|The very first Flint, built by Eddie Guy|
|Bruce Erney's trim-tabs|
|One of Bruce's many fishing trips in his modified Flint|
I've made a number of attempts at drawing a planing version of Flint and things were brought to a head this week when a friend/customer for whom I have great respect, asked me for a semi-disposable planing power boat which he and a friend could build over a weekend or two, to be powered by a 5hp outboard. He looked at few drawings I had on hand, and chose a preliminary sketch of a planing version of Flint, which I drew as a discussion piece for Rick Hayhoe a number of months ago.
|Lines Drawing of the original Flint|
|Lines drawing of the planing version, now called Fleet|
In the above drawings you can see the substantial changes made to the shape of the hull aft of the midsection. I have retained the fine, hollow forward sections, although I've increased the rake of the stem very slightly in order to reduce the severity of the bending and twisting of the plywood panels. With good-quality ply the hull is easy to assemble, but some people still insist on using poor-quality sheets in order to save a dollar, and end up encountering problems - hence the alteration.
My aim with this design is to retain the extemely light and simple style of hull as seen with the original Flint, and to have her run efficiently with nothing larger than a 4hp motor. This is important in my part of the world because we can operate with up to, and including, 4hp without needing to register the boat. The customer wants to use a 5hp, and specifically asked for a water-shedding foredeck and side decks under which he can store fishing gear. He intends taking her into the open Pacific off the Queensland coast here in Australia, and so adequate emergency floatation is essential. His boat will have built-in buoyancy under the sternsheets (aft seating which extends aft in a horseshoe arrangement), under the midships thwart, and under the large foredeck. We have not finalised details of the arrangement, but here is a very preliminary sketch with the decks and seating shown in blue.
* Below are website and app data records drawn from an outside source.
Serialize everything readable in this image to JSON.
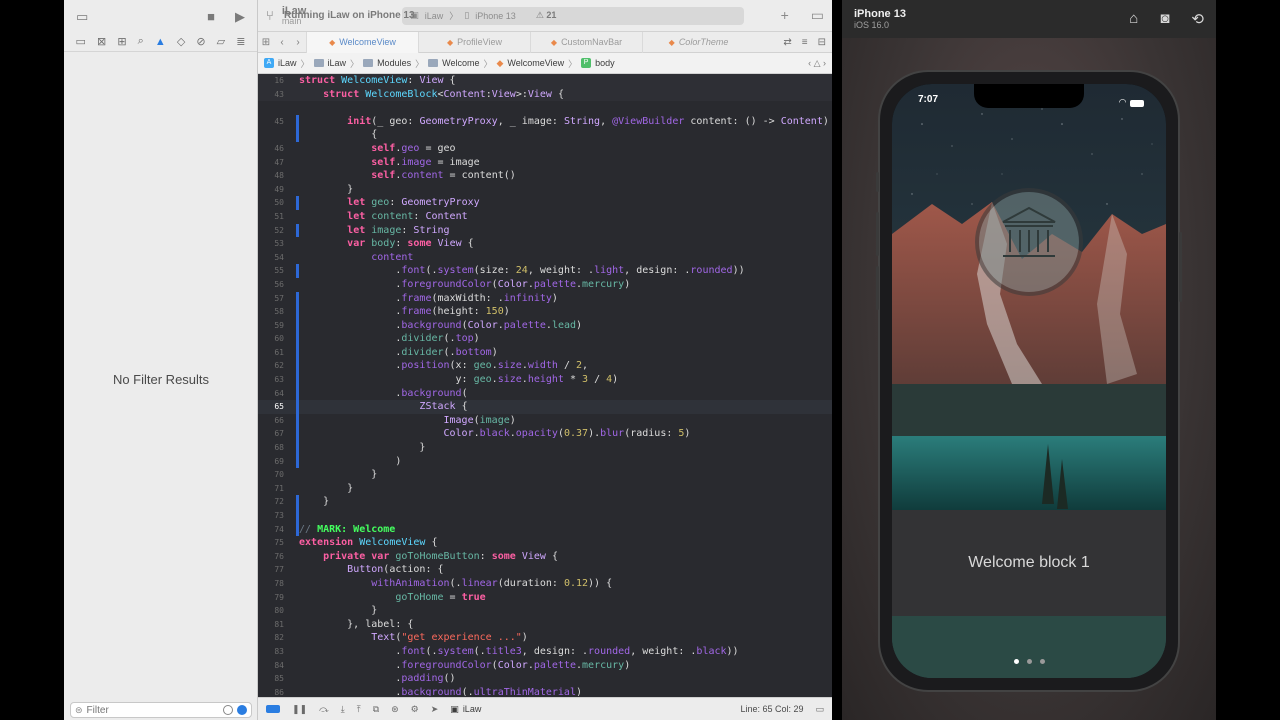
{
  "toolbar": {
    "project_name": "iLaw",
    "branch": "main",
    "scheme_app": "iLaw",
    "scheme_device": "iPhone 13",
    "run_status": "Running iLaw on iPhone 13",
    "warnings": "21"
  },
  "tabs": [
    {
      "label": "WelcomeView"
    },
    {
      "label": "ProfileView"
    },
    {
      "label": "CustomNavBar"
    },
    {
      "label": "ColorTheme"
    }
  ],
  "jumpbar": {
    "items": [
      "iLaw",
      "iLaw",
      "Modules",
      "Welcome",
      "WelcomeView",
      "body"
    ]
  },
  "navigator": {
    "empty_text": "No Filter Results",
    "filter_placeholder": "Filter"
  },
  "debugbar": {
    "scheme": "iLaw",
    "position": "Line: 65  Col: 29"
  },
  "simulator": {
    "device": "iPhone 13",
    "os": "iOS 16.0",
    "time": "7:07",
    "welcome_text": "Welcome block 1",
    "page_dots": 3,
    "active_dot": 0
  },
  "code": {
    "sticky": [
      {
        "n": "16",
        "html": "<span class='kw'>struct</span> <span class='ty'>WelcomeView</span>: <span class='tyd'>View</span> {"
      },
      {
        "n": "43",
        "html": "    <span class='kw'>struct</span> <span class='ty'>WelcomeBlock</span>&lt;<span class='tyd'>Content</span>:<span class='tyd'>View</span>&gt;:<span class='tyd'>View</span> {"
      }
    ],
    "lines": [
      {
        "n": "",
        "m": false,
        "html": ""
      },
      {
        "n": "45",
        "m": true,
        "html": "        <span class='kw'>init</span>(_ geo: <span class='tyd'>GeometryProxy</span>, _ image: <span class='tyd'>String</span>, <span class='at'>@ViewBuilder</span> content: () -&gt; <span class='tyd'>Content</span>)"
      },
      {
        "n": "",
        "m": true,
        "html": "            {"
      },
      {
        "n": "46",
        "m": false,
        "html": "            <span class='kw'>self</span>.<span class='pr'>geo</span> = geo"
      },
      {
        "n": "47",
        "m": false,
        "html": "            <span class='kw'>self</span>.<span class='pr'>image</span> = image"
      },
      {
        "n": "48",
        "m": false,
        "html": "            <span class='kw'>self</span>.<span class='pr'>content</span> = content()"
      },
      {
        "n": "49",
        "m": false,
        "html": "        }"
      },
      {
        "n": "50",
        "m": true,
        "html": "        <span class='kw'>let</span> <span class='fn'>geo</span>: <span class='tyd'>GeometryProxy</span>"
      },
      {
        "n": "51",
        "m": false,
        "html": "        <span class='kw'>let</span> <span class='fn'>content</span>: <span class='tyd'>Content</span>"
      },
      {
        "n": "52",
        "m": true,
        "html": "        <span class='kw'>let</span> <span class='fn'>image</span>: <span class='tyd'>String</span>"
      },
      {
        "n": "53",
        "m": false,
        "html": "        <span class='kw'>var</span> <span class='fn'>body</span>: <span class='kw'>some</span> <span class='tyd'>View</span> {"
      },
      {
        "n": "54",
        "m": false,
        "html": "            <span class='pr'>content</span>"
      },
      {
        "n": "55",
        "m": true,
        "html": "                .<span class='pr'>font</span>(.<span class='pr'>system</span>(size: <span class='nm'>24</span>, weight: .<span class='pr'>light</span>, design: .<span class='pr'>rounded</span>))"
      },
      {
        "n": "56",
        "m": false,
        "html": "                .<span class='pr'>foregroundColor</span>(<span class='tyd'>Color</span>.<span class='pr'>palette</span>.<span class='fn'>mercury</span>)"
      },
      {
        "n": "57",
        "m": true,
        "html": "                .<span class='pr'>frame</span>(maxWidth: .<span class='pr'>infinity</span>)"
      },
      {
        "n": "58",
        "m": true,
        "html": "                .<span class='pr'>frame</span>(height: <span class='nm'>150</span>)"
      },
      {
        "n": "59",
        "m": true,
        "html": "                .<span class='pr'>background</span>(<span class='tyd'>Color</span>.<span class='pr'>palette</span>.<span class='fn'>lead</span>)"
      },
      {
        "n": "60",
        "m": true,
        "html": "                .<span class='fn'>divider</span>(.<span class='pr'>top</span>)"
      },
      {
        "n": "61",
        "m": true,
        "html": "                .<span class='fn'>divider</span>(.<span class='pr'>bottom</span>)"
      },
      {
        "n": "62",
        "m": true,
        "html": "                .<span class='pr'>position</span>(x: <span class='fn'>geo</span>.<span class='pr'>size</span>.<span class='pr'>width</span> / <span class='nm'>2</span>,"
      },
      {
        "n": "63",
        "m": true,
        "html": "                          y: <span class='fn'>geo</span>.<span class='pr'>size</span>.<span class='pr'>height</span> * <span class='nm'>3</span> / <span class='nm'>4</span>)"
      },
      {
        "n": "64",
        "m": true,
        "html": "                .<span class='pr'>background</span>("
      },
      {
        "n": "65",
        "m": true,
        "cur": true,
        "html": "                    <span class='tyd'>ZStack</span> {"
      },
      {
        "n": "66",
        "m": true,
        "html": "                        <span class='tyd'>Image</span>(<span class='fn'>image</span>)"
      },
      {
        "n": "67",
        "m": true,
        "html": "                        <span class='tyd'>Color</span>.<span class='pr'>black</span>.<span class='pr'>opacity</span>(<span class='nm'>0.37</span>).<span class='pr'>blur</span>(radius: <span class='nm'>5</span>)"
      },
      {
        "n": "68",
        "m": true,
        "html": "                    }"
      },
      {
        "n": "69",
        "m": true,
        "html": "                )"
      },
      {
        "n": "70",
        "m": false,
        "html": "            }"
      },
      {
        "n": "71",
        "m": false,
        "html": "        }"
      },
      {
        "n": "72",
        "m": true,
        "html": "    }"
      },
      {
        "n": "73",
        "m": true,
        "html": ""
      },
      {
        "n": "74",
        "m": true,
        "html": "<span class='cm'>// </span><span class='mark'>MARK: Welcome</span>"
      },
      {
        "n": "75",
        "m": false,
        "html": "<span class='kw'>extension</span> <span class='ty'>WelcomeView</span> {"
      },
      {
        "n": "76",
        "m": false,
        "html": "    <span class='kw'>private</span> <span class='kw'>var</span> <span class='fn'>goToHomeButton</span>: <span class='kw'>some</span> <span class='tyd'>View</span> {"
      },
      {
        "n": "77",
        "m": false,
        "html": "        <span class='tyd'>Button</span>(action: {"
      },
      {
        "n": "78",
        "m": false,
        "html": "            <span class='pr'>withAnimation</span>(.<span class='pr'>linear</span>(duration: <span class='nm'>0.12</span>)) {"
      },
      {
        "n": "79",
        "m": false,
        "html": "                <span class='fn'>goToHome</span> = <span class='kw'>true</span>"
      },
      {
        "n": "80",
        "m": false,
        "html": "            }"
      },
      {
        "n": "81",
        "m": false,
        "html": "        }, label: {"
      },
      {
        "n": "82",
        "m": false,
        "html": "            <span class='tyd'>Text</span>(<span class='st'>\"get experience ...\"</span>)"
      },
      {
        "n": "83",
        "m": false,
        "html": "                .<span class='pr'>font</span>(.<span class='pr'>system</span>(.<span class='pr'>title3</span>, design: .<span class='pr'>rounded</span>, weight: .<span class='pr'>black</span>))"
      },
      {
        "n": "84",
        "m": false,
        "html": "                .<span class='pr'>foregroundColor</span>(<span class='tyd'>Color</span>.<span class='pr'>palette</span>.<span class='fn'>mercury</span>)"
      },
      {
        "n": "85",
        "m": false,
        "html": "                .<span class='pr'>padding</span>()"
      },
      {
        "n": "86",
        "m": false,
        "html": "                .<span class='pr'>background</span>(.<span class='pr'>ultraThinMaterial</span>)"
      }
    ]
  }
}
This little article should give some indication of just how much the character of a boat must be changed when the mode of operation is altered. However, a completely open version with a very small motor may retain the spartan feel of the original, while still performing in the semi-planing and planing modes. When the plans are complete and the boat tested, I'll post more details. For those who want to read more about the original Flint follow this link and this link.